My response is usually on the controversial side, I insist that we must not be ashamed of our beloved kebab, but on the contrary, we should cherish its worldwide popularity. However, there is a problem. Döner belongs to the streets; it has always been like that, so you need to have a corner shop nearby to enjoy it. T is true that we now have deep-frozen already cooked and sliced versions to be tossed in the and for a quick fix, but it is never the same. There is no way you can make your own, first it requires equipment, furthermore it needs a crowd to feed, it is hardly fit for a dinner for two. But then we sometimes have it in big garden parties or al-fresco weddings where a döner master is hired bringing along his döner with all the set-up and an apprentice or two to prepare the portions to hand out to queuing guests.
Now there can be a twist to the fate of döner; it might be the next party hit, a totally new way of BBQ experience, probably stemming from Germany. Döner is already widely popular in Germany; it has become the emblematic icon of multicultural urban life of Berlin to where Turkish ‘Gastarbeiter’ immigrant workers brought along back in the 1960s. Berlin was a major destination of Turkish workers as it was kind of land-locked within boundaries of East Germany, and Kreuzberg, the lowly neighborhood just near the grim Berlin wall where no sane German would dwell was their new address. After the reunification of East and West Berlin and the demolition of Berlin Wall, Kreuzberg was suddenly in the middle of everything and turned into the hippest quarter in town; and needless to say, now it is the epicenter of Berlin döner culture.

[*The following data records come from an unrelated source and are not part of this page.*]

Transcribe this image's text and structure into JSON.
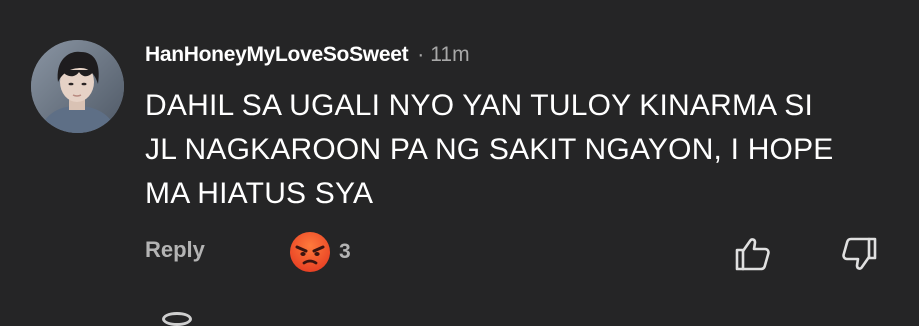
{
  "comment": {
    "username": "HanHoneyMyLoveSoSweet",
    "separator": "·",
    "time": "11m",
    "text_lines": [
      "DAHIL SA UGALI NYO YAN TULOY KINARMA SI",
      "JL NAGKAROON PA NG SAKIT NGAYON, I HOPE",
      "MA HIATUS SYA"
    ],
    "reply_label": "Reply",
    "reaction": {
      "icon": "angry-face-icon",
      "count": "3"
    },
    "like_icon": "thumbs-up-icon",
    "dislike_icon": "thumbs-down-icon"
  },
  "colors": {
    "background": "#252526",
    "primary_text": "#ffffff",
    "secondary_text": "#b4b4b4",
    "angry_face": "#f2562b"
  }
}
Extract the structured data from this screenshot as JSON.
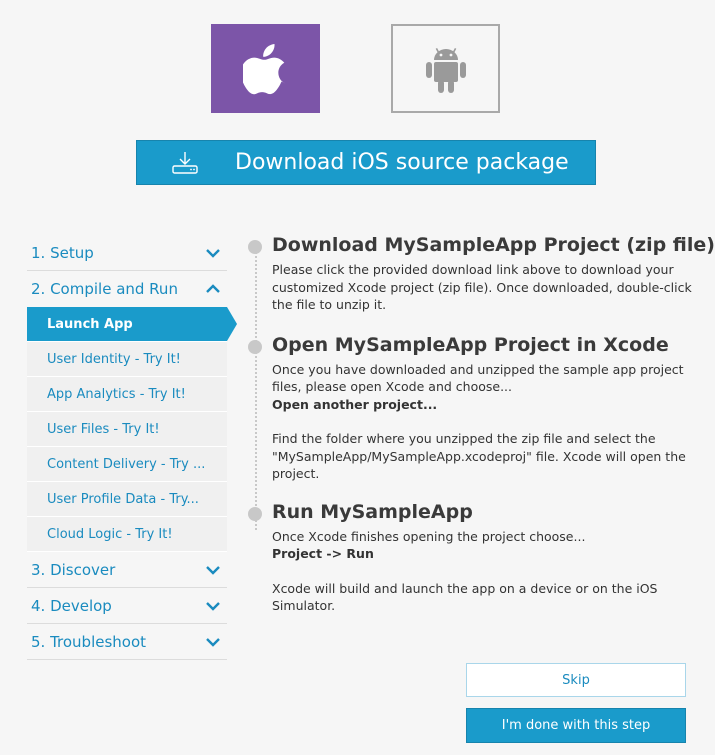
{
  "platforms": {
    "ios_icon": "apple-icon",
    "android_icon": "android-icon",
    "ios_color": "#7c55a8",
    "android_color": "#a9a9a9"
  },
  "download": {
    "label": "Download iOS source package",
    "icon": "download-icon"
  },
  "sidebar": {
    "sections": [
      {
        "label": "1. Setup",
        "expanded": false
      },
      {
        "label": "2. Compile and Run",
        "expanded": true
      },
      {
        "label": "3. Discover",
        "expanded": false
      },
      {
        "label": "4. Develop",
        "expanded": false
      },
      {
        "label": "5. Troubleshoot",
        "expanded": false
      }
    ],
    "sub_items": [
      {
        "label": "Launch App",
        "active": true
      },
      {
        "label": "User Identity - Try It!"
      },
      {
        "label": "App Analytics - Try It!"
      },
      {
        "label": "User Files - Try It!"
      },
      {
        "label": "Content Delivery - Try ..."
      },
      {
        "label": "User Profile Data - Try..."
      },
      {
        "label": "Cloud Logic - Try It!"
      }
    ]
  },
  "steps": [
    {
      "title": "Download MySampleApp Project (zip file)",
      "text": "Please click the provided download link above to download your customized Xcode project (zip file). Once downloaded, double-click the file to unzip it."
    },
    {
      "title": "Open MySampleApp Project in Xcode",
      "text": "Once you have downloaded and unzipped the sample app project files, please open Xcode and choose...",
      "bold": "Open another project...",
      "text2": "Find the folder where you unzipped the zip file and select the \"MySampleApp/MySampleApp.xcodeproj\" file. Xcode will open the project."
    },
    {
      "title": "Run MySampleApp",
      "text": "Once Xcode finishes opening the project choose...",
      "bold": "Project -> Run",
      "text2": "Xcode will build and launch the app on a device or on the iOS Simulator."
    }
  ],
  "buttons": {
    "skip": "Skip",
    "done": "I'm done with this step"
  },
  "colors": {
    "accent": "#1a9bcb",
    "link": "#1a8bbf"
  }
}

Now there is a newcomer to the döner scene in Germany; a massive book “Einmal Mit Alles, Der Döner und Seine Verwandten”, written by Cihan Anadoluoğlu. I have been a remote fan of Anadoluoğlu as a talented and creative bartender; his beautifully crafted cocktail book ‘Bar Bible’ is a must-have reference inspiration for all cocktail aficionados, well we’ll come to that in another article. But all of a sudden, out of the blue, he came up with this colossal book in praise of döner, which seems to belong to chic coffee tables rather than to street food counters. The book contains several recipes that can be described as modern variations on the theme, but more interestingly it gives step-by-step instructions on how to make a home made version, either in the rather ambitious way of stacking your own mid-sized döner to grill in the backyard, or making a quickie pan-tossed version.
Being a Turkish origin German citizen from Munich, Anadoluoğlu proudly embraces his dual background in Turkish and German cultures, and brings a totally new take on one of the most popular fast food in Germany rivaling Wurst. The book features about 50 recipes, including chicken, lamb, and turkey meat versions, as well as vegetarian and vegan options, several sauces, marinates, condiments, spice mixes, and even bread recipes essential for a successful döner. The book is attractively printed by Callwey with the mouthwatering photos of Daniel Esswein, making one to drool over the pages. Anadoluoğlu says he tried to include also a bit of the background, where does it come from, döner in arts (movies, theatre etc. ), döner in culture, döner in Germany and in Turkey, making the book a good read beyond the recipes. The recipes are fun with even more fun names, sometimes in Turkish, sometimes in German, making it ven more fun to browse through.
‘Einmal Mit Alles’ is book that may prove to be a new turning point of the turning spit, and make ‘Der Döner’ a great hit of summer parties, with more and more Germans deciding to remain home for vacation in fear of COVID-19.